## The data
* * *

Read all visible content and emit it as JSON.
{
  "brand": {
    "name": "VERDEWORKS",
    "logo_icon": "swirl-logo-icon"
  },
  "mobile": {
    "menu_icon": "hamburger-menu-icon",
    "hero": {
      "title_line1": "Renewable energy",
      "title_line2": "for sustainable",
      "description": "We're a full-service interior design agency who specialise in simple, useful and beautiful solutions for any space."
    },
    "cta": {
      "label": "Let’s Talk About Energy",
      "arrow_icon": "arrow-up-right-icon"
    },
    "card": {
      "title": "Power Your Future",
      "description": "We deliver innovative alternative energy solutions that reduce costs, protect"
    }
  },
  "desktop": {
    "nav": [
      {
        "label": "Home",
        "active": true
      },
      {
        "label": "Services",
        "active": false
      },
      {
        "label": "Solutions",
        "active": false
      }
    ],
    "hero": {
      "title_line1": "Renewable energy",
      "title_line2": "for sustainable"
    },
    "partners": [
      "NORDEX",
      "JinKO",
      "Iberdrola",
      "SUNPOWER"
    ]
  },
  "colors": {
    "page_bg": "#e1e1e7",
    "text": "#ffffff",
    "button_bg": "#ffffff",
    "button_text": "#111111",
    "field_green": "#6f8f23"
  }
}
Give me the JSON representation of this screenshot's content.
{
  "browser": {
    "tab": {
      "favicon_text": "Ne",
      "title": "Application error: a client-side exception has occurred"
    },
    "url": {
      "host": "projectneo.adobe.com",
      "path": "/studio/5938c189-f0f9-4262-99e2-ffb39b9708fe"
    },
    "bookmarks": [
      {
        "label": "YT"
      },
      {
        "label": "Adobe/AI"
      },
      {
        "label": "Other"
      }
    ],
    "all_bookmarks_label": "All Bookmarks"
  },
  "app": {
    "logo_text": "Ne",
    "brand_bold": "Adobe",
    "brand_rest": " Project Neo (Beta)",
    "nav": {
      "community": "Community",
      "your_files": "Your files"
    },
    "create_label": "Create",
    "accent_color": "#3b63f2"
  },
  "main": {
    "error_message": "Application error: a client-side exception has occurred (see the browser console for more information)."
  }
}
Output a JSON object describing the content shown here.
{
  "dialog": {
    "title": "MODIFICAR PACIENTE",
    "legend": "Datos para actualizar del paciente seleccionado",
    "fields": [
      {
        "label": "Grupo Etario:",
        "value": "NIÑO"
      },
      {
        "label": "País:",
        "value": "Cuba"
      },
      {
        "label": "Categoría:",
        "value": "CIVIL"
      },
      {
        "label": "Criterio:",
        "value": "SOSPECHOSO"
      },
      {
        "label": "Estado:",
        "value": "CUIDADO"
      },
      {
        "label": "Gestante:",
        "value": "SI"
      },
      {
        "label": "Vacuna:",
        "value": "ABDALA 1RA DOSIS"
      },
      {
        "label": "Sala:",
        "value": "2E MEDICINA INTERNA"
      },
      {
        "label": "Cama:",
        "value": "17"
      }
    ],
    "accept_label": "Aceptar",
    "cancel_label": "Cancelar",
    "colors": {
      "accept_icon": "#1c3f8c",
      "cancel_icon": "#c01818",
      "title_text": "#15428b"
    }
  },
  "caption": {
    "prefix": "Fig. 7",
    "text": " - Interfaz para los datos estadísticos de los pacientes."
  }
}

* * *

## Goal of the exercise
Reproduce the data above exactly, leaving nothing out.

## Response area
Read all visible content and emit it as JSON.
{
  "brand": {
    "name": "VERDEWORKS",
    "logo_icon": "swirl-logo-icon"
  },
  "mobile": {
    "menu_icon": "hamburger-menu-icon",
    "hero": {
      "title_line1": "Renewable energy",
      "title_line2": "for sustainable",
      "description": "We're a full-service interior design agency who specialise in simple, useful and beautiful solutions for any space."
    },
    "cta": {
      "label": "Let’s Talk About Energy",
      "arrow_icon": "arrow-up-right-icon"
    },
    "card": {
      "title": "Power Your Future",
      "description": "We deliver innovative alternative energy solutions that reduce costs, protect"
    }
  },
  "desktop": {
    "nav": [
      {
        "label": "Home",
        "active": true
      },
      {
        "label": "Services",
        "active": false
      },
      {
        "label": "Solutions",
        "active": false
      }
    ],
    "hero": {
      "title_line1": "Renewable energy",
      "title_line2": "for sustainable"
    },
    "partners": [
      "NORDEX",
      "JinKO",
      "Iberdrola",
      "SUNPOWER"
    ]
  },
  "colors": {
    "page_bg": "#e1e1e7",
    "text": "#ffffff",
    "button_bg": "#ffffff",
    "button_text": "#111111",
    "field_green": "#6f8f23"
  }
}
Give me the JSON representation of this screenshot's content.
{
  "browser": {
    "tab": {
      "favicon_text": "Ne",
      "title": "Application error: a client-side exception has occurred"
    },
    "url": {
      "host": "projectneo.adobe.com",
      "path": "/studio/5938c189-f0f9-4262-99e2-ffb39b9708fe"
    },
    "bookmarks": [
      {
        "label": "YT"
      },
      {
        "label": "Adobe/AI"
      },
      {
        "label": "Other"
      }
    ],
    "all_bookmarks_label": "All Bookmarks"
  },
  "app": {
    "logo_text": "Ne",
    "brand_bold": "Adobe",
    "brand_rest": " Project Neo (Beta)",
    "nav": {
      "community": "Community",
      "your_files": "Your files"
    },
    "create_label": "Create",
    "accent_color": "#3b63f2"
  },
  "main": {
    "error_message": "Application error: a client-side exception has occurred (see the browser console for more information)."
  }
}
Output a JSON object describing the content shown here.
{
  "dialog": {
    "title": "MODIFICAR PACIENTE",
    "legend": "Datos para actualizar del paciente seleccionado",
    "fields": [
      {
        "label": "Grupo Etario:",
        "value": "NIÑO"
      },
      {
        "label": "País:",
        "value": "Cuba"
      },
      {
        "label": "Categoría:",
        "value": "CIVIL"
      },
      {
        "label": "Criterio:",
        "value": "SOSPECHOSO"
      },
      {
        "label": "Estado:",
        "value": "CUIDADO"
      },
      {
        "label": "Gestante:",
        "value": "SI"
      },
      {
        "label": "Vacuna:",
        "value": "ABDALA 1RA DOSIS"
      },
      {
        "label": "Sala:",
        "value": "2E MEDICINA INTERNA"
      },
      {
        "label": "Cama:",
        "value": "17"
      }
    ],
    "accept_label": "Aceptar",
    "cancel_label": "Cancelar",
    "colors": {
      "accept_icon": "#1c3f8c",
      "cancel_icon": "#c01818",
      "title_text": "#15428b"
    }
  },
  "caption": {
    "prefix": "Fig. 7",
    "text": " - Interfaz para los datos estadísticos de los pacientes."
  }
}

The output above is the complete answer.